Exercise brief
Where a line of the records contains the word "free", show that line.

Dataset entries
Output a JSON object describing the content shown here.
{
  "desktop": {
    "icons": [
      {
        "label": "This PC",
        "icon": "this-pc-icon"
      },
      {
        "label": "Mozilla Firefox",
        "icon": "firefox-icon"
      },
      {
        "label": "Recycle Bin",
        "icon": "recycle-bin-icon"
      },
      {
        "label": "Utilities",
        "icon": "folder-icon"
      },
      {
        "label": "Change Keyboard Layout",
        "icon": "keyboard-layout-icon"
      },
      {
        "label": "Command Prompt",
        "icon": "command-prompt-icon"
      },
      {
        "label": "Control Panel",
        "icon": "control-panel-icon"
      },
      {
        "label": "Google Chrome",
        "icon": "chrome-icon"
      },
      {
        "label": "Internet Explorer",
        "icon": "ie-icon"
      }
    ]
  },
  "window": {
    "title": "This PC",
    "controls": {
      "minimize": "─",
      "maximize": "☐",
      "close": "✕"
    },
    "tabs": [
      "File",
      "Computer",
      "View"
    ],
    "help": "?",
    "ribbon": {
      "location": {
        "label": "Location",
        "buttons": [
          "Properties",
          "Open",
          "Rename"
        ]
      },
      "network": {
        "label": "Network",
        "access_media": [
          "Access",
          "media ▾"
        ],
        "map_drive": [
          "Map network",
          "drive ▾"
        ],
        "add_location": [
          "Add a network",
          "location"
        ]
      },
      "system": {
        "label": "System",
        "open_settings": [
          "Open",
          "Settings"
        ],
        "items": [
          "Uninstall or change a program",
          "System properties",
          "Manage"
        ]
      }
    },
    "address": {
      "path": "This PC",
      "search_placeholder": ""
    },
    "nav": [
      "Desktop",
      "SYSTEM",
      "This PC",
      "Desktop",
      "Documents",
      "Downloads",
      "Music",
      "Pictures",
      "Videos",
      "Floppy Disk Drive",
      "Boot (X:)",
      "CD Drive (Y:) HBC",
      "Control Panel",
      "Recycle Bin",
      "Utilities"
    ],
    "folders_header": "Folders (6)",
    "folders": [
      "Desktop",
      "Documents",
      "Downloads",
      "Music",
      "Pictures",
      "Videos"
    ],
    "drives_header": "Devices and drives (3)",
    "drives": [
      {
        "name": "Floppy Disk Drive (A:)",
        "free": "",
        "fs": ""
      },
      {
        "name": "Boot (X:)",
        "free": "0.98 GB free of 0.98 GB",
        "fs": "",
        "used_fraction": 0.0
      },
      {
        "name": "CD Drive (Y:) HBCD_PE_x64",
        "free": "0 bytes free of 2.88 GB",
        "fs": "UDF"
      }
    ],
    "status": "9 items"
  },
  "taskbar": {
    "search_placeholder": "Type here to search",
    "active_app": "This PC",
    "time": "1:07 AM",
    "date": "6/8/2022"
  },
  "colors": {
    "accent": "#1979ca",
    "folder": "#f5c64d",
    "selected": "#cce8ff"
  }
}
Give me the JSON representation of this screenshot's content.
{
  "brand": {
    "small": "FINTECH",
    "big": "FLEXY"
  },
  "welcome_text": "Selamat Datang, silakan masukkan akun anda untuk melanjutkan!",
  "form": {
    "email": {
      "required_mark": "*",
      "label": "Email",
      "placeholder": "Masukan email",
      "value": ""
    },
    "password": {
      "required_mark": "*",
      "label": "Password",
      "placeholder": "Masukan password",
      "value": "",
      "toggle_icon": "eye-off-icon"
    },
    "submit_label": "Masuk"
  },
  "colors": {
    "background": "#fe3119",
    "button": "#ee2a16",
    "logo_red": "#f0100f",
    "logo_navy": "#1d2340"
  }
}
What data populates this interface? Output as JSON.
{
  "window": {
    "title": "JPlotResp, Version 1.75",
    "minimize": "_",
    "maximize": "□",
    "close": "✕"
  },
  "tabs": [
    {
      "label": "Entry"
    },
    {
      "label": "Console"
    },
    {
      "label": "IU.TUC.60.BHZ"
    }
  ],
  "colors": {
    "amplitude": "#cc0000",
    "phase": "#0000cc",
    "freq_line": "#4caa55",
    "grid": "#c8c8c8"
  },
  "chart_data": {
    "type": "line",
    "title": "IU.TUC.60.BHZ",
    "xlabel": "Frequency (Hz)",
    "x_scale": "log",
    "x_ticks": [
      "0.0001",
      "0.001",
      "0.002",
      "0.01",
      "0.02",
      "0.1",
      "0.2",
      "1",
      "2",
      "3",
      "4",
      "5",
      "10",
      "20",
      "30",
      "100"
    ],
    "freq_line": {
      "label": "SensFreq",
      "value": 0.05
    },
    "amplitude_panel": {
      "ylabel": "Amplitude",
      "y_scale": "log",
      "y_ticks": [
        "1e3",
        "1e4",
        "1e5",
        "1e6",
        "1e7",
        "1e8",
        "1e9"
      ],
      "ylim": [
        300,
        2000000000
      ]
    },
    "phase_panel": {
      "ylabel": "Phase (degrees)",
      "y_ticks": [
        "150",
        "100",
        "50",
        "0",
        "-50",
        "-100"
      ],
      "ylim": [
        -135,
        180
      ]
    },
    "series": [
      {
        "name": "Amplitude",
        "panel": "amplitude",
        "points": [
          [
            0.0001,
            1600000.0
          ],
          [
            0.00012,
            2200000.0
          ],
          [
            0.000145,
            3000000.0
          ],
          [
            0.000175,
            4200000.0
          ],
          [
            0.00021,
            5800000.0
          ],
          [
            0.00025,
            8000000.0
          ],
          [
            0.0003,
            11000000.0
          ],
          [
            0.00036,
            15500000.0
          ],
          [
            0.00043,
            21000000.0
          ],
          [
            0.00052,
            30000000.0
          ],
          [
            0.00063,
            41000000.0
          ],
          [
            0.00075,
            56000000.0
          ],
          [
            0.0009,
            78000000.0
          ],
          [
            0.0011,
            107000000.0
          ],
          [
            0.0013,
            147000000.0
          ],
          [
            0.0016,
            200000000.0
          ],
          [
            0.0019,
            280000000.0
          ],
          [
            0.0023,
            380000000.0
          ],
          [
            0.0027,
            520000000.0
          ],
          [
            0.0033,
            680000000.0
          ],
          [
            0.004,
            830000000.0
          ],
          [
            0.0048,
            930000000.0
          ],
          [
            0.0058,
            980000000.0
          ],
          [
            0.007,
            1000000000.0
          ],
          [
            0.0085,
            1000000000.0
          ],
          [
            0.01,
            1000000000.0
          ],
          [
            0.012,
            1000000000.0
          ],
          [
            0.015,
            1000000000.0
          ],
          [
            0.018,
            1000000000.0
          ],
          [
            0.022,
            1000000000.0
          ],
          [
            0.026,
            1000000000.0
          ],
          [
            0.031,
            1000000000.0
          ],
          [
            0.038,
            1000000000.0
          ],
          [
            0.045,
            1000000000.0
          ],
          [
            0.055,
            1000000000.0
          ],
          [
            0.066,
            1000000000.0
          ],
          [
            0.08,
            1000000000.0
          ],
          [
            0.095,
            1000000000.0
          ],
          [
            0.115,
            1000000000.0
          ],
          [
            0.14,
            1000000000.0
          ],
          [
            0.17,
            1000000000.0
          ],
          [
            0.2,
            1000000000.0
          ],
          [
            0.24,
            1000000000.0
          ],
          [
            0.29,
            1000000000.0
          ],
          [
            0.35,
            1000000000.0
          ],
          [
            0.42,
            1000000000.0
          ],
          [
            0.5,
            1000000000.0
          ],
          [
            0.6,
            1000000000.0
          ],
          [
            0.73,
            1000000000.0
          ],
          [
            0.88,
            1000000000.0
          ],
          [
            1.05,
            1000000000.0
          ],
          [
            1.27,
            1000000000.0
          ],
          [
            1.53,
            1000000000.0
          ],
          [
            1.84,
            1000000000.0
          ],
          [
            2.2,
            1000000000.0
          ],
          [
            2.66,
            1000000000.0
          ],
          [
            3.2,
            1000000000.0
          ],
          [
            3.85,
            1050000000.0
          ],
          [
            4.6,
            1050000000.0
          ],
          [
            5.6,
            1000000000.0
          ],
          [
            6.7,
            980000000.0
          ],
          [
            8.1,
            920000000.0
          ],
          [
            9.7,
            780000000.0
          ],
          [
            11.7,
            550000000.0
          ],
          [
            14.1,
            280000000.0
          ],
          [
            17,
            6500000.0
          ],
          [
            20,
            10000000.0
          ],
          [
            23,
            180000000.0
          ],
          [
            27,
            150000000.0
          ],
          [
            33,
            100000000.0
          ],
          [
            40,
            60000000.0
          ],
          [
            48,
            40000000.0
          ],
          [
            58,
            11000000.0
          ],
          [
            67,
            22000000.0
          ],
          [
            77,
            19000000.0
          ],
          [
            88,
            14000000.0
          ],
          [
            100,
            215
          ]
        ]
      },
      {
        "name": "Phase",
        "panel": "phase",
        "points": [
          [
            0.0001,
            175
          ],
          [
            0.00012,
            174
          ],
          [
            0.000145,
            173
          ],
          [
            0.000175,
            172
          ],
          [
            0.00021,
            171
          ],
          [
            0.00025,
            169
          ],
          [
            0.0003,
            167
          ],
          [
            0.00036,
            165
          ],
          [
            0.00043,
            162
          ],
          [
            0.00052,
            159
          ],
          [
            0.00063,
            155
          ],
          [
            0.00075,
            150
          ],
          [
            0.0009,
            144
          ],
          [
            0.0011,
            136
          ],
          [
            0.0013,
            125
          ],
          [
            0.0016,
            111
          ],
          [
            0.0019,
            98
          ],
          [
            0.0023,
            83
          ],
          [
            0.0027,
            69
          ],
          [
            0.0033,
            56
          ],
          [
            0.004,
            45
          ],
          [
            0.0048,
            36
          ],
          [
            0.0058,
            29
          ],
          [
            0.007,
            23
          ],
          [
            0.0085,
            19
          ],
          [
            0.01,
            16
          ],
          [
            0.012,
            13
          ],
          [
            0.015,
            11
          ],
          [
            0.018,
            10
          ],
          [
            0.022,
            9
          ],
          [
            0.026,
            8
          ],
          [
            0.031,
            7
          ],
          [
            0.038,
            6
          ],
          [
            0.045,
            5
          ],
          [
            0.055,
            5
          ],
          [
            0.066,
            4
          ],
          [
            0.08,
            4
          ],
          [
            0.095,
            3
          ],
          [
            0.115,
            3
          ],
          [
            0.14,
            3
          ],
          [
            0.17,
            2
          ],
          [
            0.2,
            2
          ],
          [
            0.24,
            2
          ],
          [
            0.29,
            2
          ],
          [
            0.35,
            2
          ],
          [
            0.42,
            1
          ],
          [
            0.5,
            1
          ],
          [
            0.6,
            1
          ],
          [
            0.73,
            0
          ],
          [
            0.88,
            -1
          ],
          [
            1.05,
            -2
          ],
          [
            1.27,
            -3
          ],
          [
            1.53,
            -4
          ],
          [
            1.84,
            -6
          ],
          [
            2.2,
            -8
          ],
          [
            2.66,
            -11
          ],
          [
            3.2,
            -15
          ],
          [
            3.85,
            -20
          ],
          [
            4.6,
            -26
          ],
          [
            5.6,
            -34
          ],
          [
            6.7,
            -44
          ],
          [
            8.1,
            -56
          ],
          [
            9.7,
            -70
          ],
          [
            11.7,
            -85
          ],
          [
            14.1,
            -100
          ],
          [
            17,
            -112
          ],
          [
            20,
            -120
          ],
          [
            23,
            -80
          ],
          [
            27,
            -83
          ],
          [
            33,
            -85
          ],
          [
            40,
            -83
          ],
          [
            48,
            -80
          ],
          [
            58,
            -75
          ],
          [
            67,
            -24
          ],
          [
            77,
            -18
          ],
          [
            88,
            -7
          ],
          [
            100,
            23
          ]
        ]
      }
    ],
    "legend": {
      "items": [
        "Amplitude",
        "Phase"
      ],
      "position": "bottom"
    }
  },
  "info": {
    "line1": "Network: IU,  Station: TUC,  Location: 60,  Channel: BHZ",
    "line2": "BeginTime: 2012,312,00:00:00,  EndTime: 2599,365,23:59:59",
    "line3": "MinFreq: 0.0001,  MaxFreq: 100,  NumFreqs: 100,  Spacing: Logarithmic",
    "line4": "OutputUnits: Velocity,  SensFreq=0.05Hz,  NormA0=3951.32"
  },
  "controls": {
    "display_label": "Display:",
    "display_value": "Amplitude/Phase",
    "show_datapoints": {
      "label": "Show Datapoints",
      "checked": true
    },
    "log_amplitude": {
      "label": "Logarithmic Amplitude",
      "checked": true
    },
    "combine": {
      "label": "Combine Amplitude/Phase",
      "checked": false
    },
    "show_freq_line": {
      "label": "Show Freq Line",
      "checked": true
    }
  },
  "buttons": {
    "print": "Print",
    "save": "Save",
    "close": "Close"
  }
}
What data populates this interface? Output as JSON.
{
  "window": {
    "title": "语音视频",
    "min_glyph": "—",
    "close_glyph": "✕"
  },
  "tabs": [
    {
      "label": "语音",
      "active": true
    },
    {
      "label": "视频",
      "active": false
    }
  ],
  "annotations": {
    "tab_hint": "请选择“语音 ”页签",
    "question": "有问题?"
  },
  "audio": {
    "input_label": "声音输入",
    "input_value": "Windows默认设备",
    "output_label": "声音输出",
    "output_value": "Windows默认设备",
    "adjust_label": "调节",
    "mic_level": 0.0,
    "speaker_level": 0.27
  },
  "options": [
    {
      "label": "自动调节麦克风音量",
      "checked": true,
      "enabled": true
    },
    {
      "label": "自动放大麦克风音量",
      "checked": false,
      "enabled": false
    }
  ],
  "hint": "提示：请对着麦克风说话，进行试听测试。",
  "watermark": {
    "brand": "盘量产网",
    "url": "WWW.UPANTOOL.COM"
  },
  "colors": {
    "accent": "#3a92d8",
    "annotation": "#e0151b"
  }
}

Result of this task
        "free": "",
        "free": "0.98 GB free of 0.98 GB",
        "free": "0 bytes free of 2.88 GB",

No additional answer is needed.